Because of its urgency
The influence of innovation is nothing new. What is new is that organisations will fail, and fail fast, if they don’t pursue it. Innovation is no longer just about competitive advantage over time. It carries a sense of urgency as a survival mechanism. Not to mention how much it’s needed to help solve environmental and social problems.
Because of its context
We live in unprecedented global complexity. The infrastructures we have in place are not built for this level of complexity, nor the associated demands placed on them by stakeholders. A form of sense-and-respond way of existing is now the required norm and innovation as a way of being forms a large part of the solution. Organisations must become learning organisations, with innovation at their core.
Because of its type

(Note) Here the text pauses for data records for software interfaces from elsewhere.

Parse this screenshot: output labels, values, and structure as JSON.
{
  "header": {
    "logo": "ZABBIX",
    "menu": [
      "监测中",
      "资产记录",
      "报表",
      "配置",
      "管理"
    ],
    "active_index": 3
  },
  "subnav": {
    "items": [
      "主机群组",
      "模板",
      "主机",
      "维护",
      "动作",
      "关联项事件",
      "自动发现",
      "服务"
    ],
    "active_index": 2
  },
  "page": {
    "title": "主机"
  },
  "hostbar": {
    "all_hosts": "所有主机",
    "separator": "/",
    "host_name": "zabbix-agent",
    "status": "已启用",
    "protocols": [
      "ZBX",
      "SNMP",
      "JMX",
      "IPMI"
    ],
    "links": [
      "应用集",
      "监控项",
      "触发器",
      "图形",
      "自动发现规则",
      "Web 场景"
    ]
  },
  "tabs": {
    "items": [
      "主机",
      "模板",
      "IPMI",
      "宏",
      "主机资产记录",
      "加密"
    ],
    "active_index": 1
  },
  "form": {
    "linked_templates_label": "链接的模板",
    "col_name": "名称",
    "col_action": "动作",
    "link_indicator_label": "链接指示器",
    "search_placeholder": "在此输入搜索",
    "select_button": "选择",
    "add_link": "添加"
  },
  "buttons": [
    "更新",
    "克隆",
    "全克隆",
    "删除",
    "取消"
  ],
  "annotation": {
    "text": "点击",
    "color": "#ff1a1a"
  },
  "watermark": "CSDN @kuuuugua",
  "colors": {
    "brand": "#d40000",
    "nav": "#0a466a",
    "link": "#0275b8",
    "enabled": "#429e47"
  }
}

It’s not products and services we need to focus on: it is organisational structures and business models. We have moved from an industrial to an information-based economy. Systems built to thrive in the old dynamic can’t cope with the new one: innovating not only with what we produce but how we organise ourselves to achieve it is the way to thrive.
Because of its essentialness
All organisations, small or large, must step up to survive. Large organisations are no longer safe from disruption and their average lifespan continues to shrink: the SMP500 average in the 1920s was approximately 70 years, now it is just 15. And it’s not just businesses: there is a clear (perhaps even urgent) need to reimagine the functionality of other areas of society such as the education system and the NGO model.